Film Funding | Reports

East Coast Hollywood

1 May , 2005  

Written by Emily Lysaght | Posted by:

Proposed tax incentives aim to fix Rhode Island as one of the most competitive locations for film and television productions.

Is Rhode Island on the brink of becoming the next Hollywood? The buzz around the Ocean State is that it will at least give Tinseltown a run for its money if new legislation recently announced is passed. At a March press conference complete with popcorn, movie clips, and director’s chairs, Speaker of the House William J. Murphy announced new legislation that would provide tax incentives to film and television companies who bring their productions to Rhode Island. Under the new bill (2005 – H6201), production companies would not have to pay the state’s 7-percent sales tax if they spend at least $300,000 and will also be exempt from paying most of Rhode Island’s 6-percent hotel tax. To the delight of the state’s crew base, there is also an incentive to hire locally with an employment tax credit that would exempt companies from 10 to 20 percent of its payroll taxes for all Rhode Island citizens who they employ.

With the help of Steven Feinberg, Director of the Rhode Island Film & Television office, the smallest state in the nation is already home to Showtime’s new drama series, "Brotherhood," which is scheduled to shoot all 11 episodes of the first season entirely in Rhode Island. Originally, the "Brotherhood" team planned to shoot in Providence for only four days before heading up to Toronto, but Feinberg convinced them to shoot the entire pilot in Rhode Island, bringing close to four million dollars into the local economy. When they resume shooting this summer, each episode is expected to bring in two million dollars for a total of approximately 26 million dollars going into the local economy. "Fifteen months ago, if you would have told me we would be shooting the entire series in Rhode Island, I would have said no way," series creator Blake Masters said at the press conference. With these new incentives, what seemed impossible is now a reality.

Speaking before those who gathered to hear the exciting announcement, Feinberg, who grew up in Cranston, deemed Rhode Island "the smallest state with the greatest backlot." While it takes less than an hour to drive across the state, it is what is within its borders that makes Rhode Island so cinematically desirable. Beautiful beaches, country farms, antique mansions, and cobblestone streets all contribute to its charm. Not to mention its beautiful capital. In perhaps the most celebrated local film, "Dumb and Dumber," Lloyd asks Harry, "How far have we gone?" and Harry replies "well, according to the map we’ve only gone four inches." "That is twice the size of Rhode Island," chuckled Senate President Joseph A. Montalbano after quoting the film. He added that this new legislation would truly "put Rhode Island on the map," as far as film and television production is concerned.

Directors Michael Corrente and Bobby Farrelly were also in attendance and spoke of their excitement for the potential this legislation gives their home state.

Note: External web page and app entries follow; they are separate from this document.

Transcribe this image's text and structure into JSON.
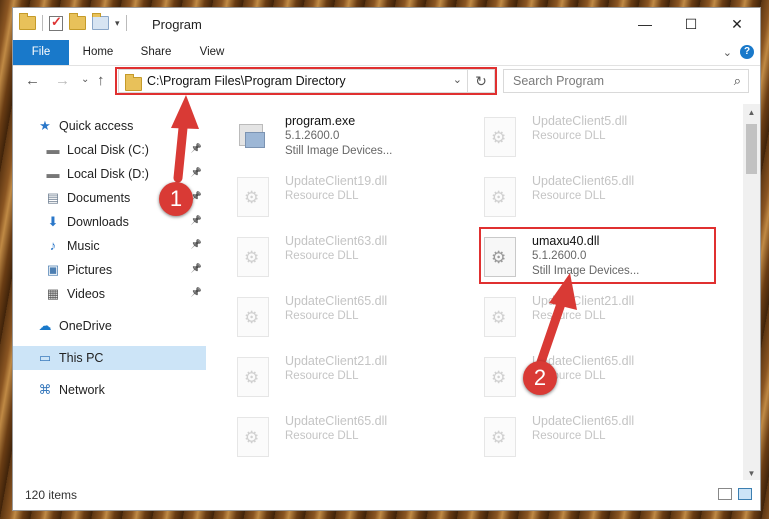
{
  "window": {
    "title": "Program",
    "controls": {
      "minimize": "—",
      "maximize": "☐",
      "close": "✕"
    }
  },
  "ribbon": {
    "tabs": [
      "File",
      "Home",
      "Share",
      "View"
    ],
    "help": "?"
  },
  "nav": {
    "back": "←",
    "forward": "→",
    "recent": "⌄",
    "up": "↑",
    "address": "C:\\Program Files\\Program Directory",
    "refresh": "↻",
    "search_placeholder": "Search Program"
  },
  "sidebar": {
    "items": [
      {
        "label": "Quick access",
        "icon": "star-icon",
        "pinned": false
      },
      {
        "label": "Local Disk (C:)",
        "icon": "drive-icon",
        "pinned": true
      },
      {
        "label": "Local Disk (D:)",
        "icon": "drive-icon",
        "pinned": true
      },
      {
        "label": "Documents",
        "icon": "documents-icon",
        "pinned": true
      },
      {
        "label": "Downloads",
        "icon": "download-icon",
        "pinned": true
      },
      {
        "label": "Music",
        "icon": "music-icon",
        "pinned": true
      },
      {
        "label": "Pictures",
        "icon": "pictures-icon",
        "pinned": true
      },
      {
        "label": "Videos",
        "icon": "videos-icon",
        "pinned": true
      },
      {
        "label": "OneDrive",
        "icon": "cloud-icon",
        "pinned": false
      },
      {
        "label": "This PC",
        "icon": "computer-icon",
        "pinned": false,
        "selected": true
      },
      {
        "label": "Network",
        "icon": "network-icon",
        "pinned": false
      }
    ]
  },
  "files": [
    {
      "name": "program.exe",
      "line2": "5.1.2600.0",
      "line3": "Still Image Devices...",
      "type": "exe"
    },
    {
      "name": "UpdateClient5.dll",
      "line2": "Resource DLL",
      "line3": "",
      "type": "dll"
    },
    {
      "name": "UpdateClient19.dll",
      "line2": "Resource DLL",
      "line3": "",
      "type": "dll"
    },
    {
      "name": "UpdateClient65.dll",
      "line2": "Resource DLL",
      "line3": "",
      "type": "dll"
    },
    {
      "name": "UpdateClient63.dll",
      "line2": "Resource DLL",
      "line3": "",
      "type": "dll"
    },
    {
      "name": "umaxu40.dll",
      "line2": "5.1.2600.0",
      "line3": "Still Image Devices...",
      "type": "dll",
      "highlighted": true
    },
    {
      "name": "UpdateClient65.dll",
      "line2": "Resource DLL",
      "line3": "",
      "type": "dll"
    },
    {
      "name": "UpdateClient21.dll",
      "line2": "Resource DLL",
      "line3": "",
      "type": "dll"
    },
    {
      "name": "UpdateClient21.dll",
      "line2": "Resource DLL",
      "line3": "",
      "type": "dll"
    },
    {
      "name": "UpdateClient65.dll",
      "line2": "Resource DLL",
      "line3": "",
      "type": "dll"
    },
    {
      "name": "UpdateClient65.dll",
      "line2": "Resource DLL",
      "line3": "",
      "type": "dll"
    },
    {
      "name": "UpdateClient65.dll",
      "line2": "Resource DLL",
      "line3": "",
      "type": "dll"
    }
  ],
  "status": {
    "count": "120 items"
  },
  "callouts": [
    {
      "label": "1"
    },
    {
      "label": "2"
    }
  ],
  "colors": {
    "accent": "#1979ca",
    "highlight": "#e03030",
    "selected": "#cce4f7"
  }
}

Corrente congratulated Feinberg on doing an amazing job since accepting the position one year ago. He also announced his plan to bring his next film, a drama about former mayor Buddy Cianci that will possibly star Paul Giamatti, to Rhode Island this summer if the proposed tax incentives are available.

Bobby Farrelly who, along with his brother Peter, recently wrapped their newest comedy "Fever Pitch," starring Drew Barrymore and Jimmy Fallon, said they had to shoot most of the film in Toronto because studios only care about making a profit and have rarely given the green light to shoot in Rhode Island in the past. "This will level the playing field," he noted but went on to suggest building a more skilled workforce in Rhode Island so crewmembers do not need to be brought in from outside the state. He also mentioned the importance of creating a major sound stage and having more available equipment rentals. This legislation has the potential to bring a deluge of film and television productions to Rhode Island but, as Farrelly suggests, "we need to be ready for it."

Legislation that will offer a variety of tax credits to TV and movie companies filming in Rhode Island was heard by the House Committee on Finance on Thursday, April 7. See the press release at For the full text of the bill, see or

Legislation that will offer a variety of tax credits to TV and movie companies filming in Rhode Island was heard by the House Committee on Finance on Thursday, April 7. See the press release at For the full text of the bill, see or